Contents

Chapter 6
Appointment and removal of trustees

Exercise of power to appoint trustees

Proposal
P26 New legislation should:
(1) impose a duty of good faith and honesty on those exercising a power to remove and appoint trustees, whether the power is exercised under statute or under the trust deed. This will apply to the decision to remove a trustee, and the selection of a replacement or the decision not to replace the trustee, as the case may be;
(2) provide that the court may remove and replace someone with the power to appoint trustees under the trust deed if that person breached the duty of good faith, or if that person has been removed in their capacity as a trustee, or if otherwise expedient; and
(3) provide that a person with the power to appoint trustees would be entitled to apply to the court for directions in the exercise of that power, for example if there was a perceived conflict of interest.
Please give us your views on this proposal.

Current law

6.61The court has held that a person with the power to appoint trustees is subject to fiduciary duties,172  and on this basis has ordered their removal and replacement. Whether the duties will be imposed depends on the terms of the trust deed. There is no statutory provision clarifying when these duties will be imposed, and those exercising the power may not be aware of the case law. It has been argued that persons with the power to appoint and remove trustees are subject to a case law duty of good faith; however this has not been settled by the courts.173

Issues

6.62The power to appoint and remove trustees is of increasing importance. Sometimes this power is retained by the settlor to keep a final level of control over the trust.

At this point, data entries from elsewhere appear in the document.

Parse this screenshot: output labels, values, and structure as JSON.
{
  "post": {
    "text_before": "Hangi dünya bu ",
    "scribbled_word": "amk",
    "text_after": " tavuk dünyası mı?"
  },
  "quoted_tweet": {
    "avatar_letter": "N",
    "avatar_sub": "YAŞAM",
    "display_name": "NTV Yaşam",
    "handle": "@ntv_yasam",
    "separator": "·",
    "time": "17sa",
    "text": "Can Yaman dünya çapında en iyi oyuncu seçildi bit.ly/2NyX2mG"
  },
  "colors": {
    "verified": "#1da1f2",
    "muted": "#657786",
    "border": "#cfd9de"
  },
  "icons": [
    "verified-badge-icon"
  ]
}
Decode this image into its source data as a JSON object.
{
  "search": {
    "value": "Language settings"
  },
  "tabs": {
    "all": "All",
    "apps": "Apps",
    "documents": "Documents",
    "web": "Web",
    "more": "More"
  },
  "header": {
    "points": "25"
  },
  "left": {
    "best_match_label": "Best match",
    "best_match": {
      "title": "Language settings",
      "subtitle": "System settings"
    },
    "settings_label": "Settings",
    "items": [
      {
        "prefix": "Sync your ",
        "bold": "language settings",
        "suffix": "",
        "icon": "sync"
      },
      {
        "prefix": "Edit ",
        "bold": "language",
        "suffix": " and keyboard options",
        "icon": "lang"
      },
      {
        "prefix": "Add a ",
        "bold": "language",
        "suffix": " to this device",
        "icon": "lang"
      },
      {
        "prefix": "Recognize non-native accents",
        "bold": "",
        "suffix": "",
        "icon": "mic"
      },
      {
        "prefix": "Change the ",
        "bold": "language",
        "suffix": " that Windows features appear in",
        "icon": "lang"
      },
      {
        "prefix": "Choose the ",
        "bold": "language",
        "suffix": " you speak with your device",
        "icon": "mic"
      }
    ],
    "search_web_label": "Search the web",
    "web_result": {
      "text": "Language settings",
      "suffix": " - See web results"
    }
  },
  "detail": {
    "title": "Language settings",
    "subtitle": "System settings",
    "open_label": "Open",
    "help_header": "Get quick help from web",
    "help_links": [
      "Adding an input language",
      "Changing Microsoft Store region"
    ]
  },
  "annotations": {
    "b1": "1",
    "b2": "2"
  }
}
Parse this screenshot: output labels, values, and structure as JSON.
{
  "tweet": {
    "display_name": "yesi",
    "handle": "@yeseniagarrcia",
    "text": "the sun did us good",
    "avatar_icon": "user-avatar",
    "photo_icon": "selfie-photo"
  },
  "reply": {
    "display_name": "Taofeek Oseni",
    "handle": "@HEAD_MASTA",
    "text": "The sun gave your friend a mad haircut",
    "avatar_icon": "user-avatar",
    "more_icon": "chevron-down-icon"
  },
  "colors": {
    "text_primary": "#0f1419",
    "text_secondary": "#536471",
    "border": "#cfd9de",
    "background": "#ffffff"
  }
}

6.63There are questions regarding the appropriate bounds of this role, in particular, whether those exercising a power to appoint trustees (either under the trust deed or legislation) should be subject to any of the core fiduciary duties; and whether the court should be able to remove and appoint someone with the power to remove and appoint trustees under the trust deed.

6.64Problems have arisen in relationship property claims where both parties to the relationship are trustees of a family trust, but only one party has the power to remove and appoint trustees under the trust deed.174  The party with the power of appointment and removal is able to remove the other party as a trustee and acquire the full management of the trust. This would be an example of the wrongful exercise of the power, but it is unclear how much the courts are able to intervene, as duties on the person with the power of appointment and removal will depend on the wording of the trust deed.

6.65There is also a lack of clarity as to whether persons exercising a statutory power to remove and appoint trustees are subject to any fiduciary duties. This is relevant to questions of liability. It is not clear for example whether a personal representative of a deceased trustee will be liable for appointing an unsuitable replacement.

Options for reform

6.66The options considered were:

(a)imposing a specific set of duties, such as the duty of impartiality between the beneficiaries, a duty to adhere to the terms of the trust, and a duty not to profit from the office;
(b)imposing a general duty of good faith; or
(c)leaving any duties to be imposed to the trust deed.

Discussion

6.67Submitters supported clarifying in legislation that the court has a supervisory jurisdiction over those with the power to appoint and remove trustees. They expressed support for enabling the court to remove and replace an appointer. Taylor Grant Tesiram suggested that the power to appoint and remove trustees should be removed automatically from a trustee who holds that power if the trustee is removed by the court on grounds of misconduct.

6.68We consider that the best option would be to impose a general duty of good faith on those exercising the power to remove and appoint trustees, whether under statute or under the trust deed. We favour this option because it is flexible enough to address the broad range of circumstances that may arise, and does not impose onerous duties on personal representatives exercising the power of appointment and removal.

6.69This approach is based on the principle that persons with a role of authority and power within a trust structure should be subject to duties to the trust. If there are no duties imposed on the person with the power to appoint and remove a trustee and the court has no power to remove such a person, then there is no check on the exercise of this power. This could lead to abuses of power or improper administration of the trust.175

6.70We considered whether further specific duties should be imposed. In our view this is not necessary. The power to appoint and remove trustees depends on the exercise of discretion. If the discretion is exercised in good faith, there is no need for a higher standard. This approach does not preclude further duties being imposed through the trust deed.

172Carmine v Ritchie [2012] NZHC 1514 at [66]; David Hayton, Paul Mathews and Charles Mitchell (eds) Underhill and Hayton: Law Relating to Trusts and Trustees (17th ed, LexisNexis Butterworths, Bath, 2006) at [73.11].
173Andrew S Butler “Trustees and Beneficiaries” in Butler (ed) Equity and Trusts, above n 170, at 112−113.
174These issues were the background to the case of Kilkelly v Arthur Watson Savage Legal HC Invercargill CIV-2006-425-148, 23 July 2007.
175See for example Re The CP Clifton Children's Trust HC Auckland CIV-2004-404-4185, 5 November 2004, in which the general power to alter the trust deed was used to address these issues.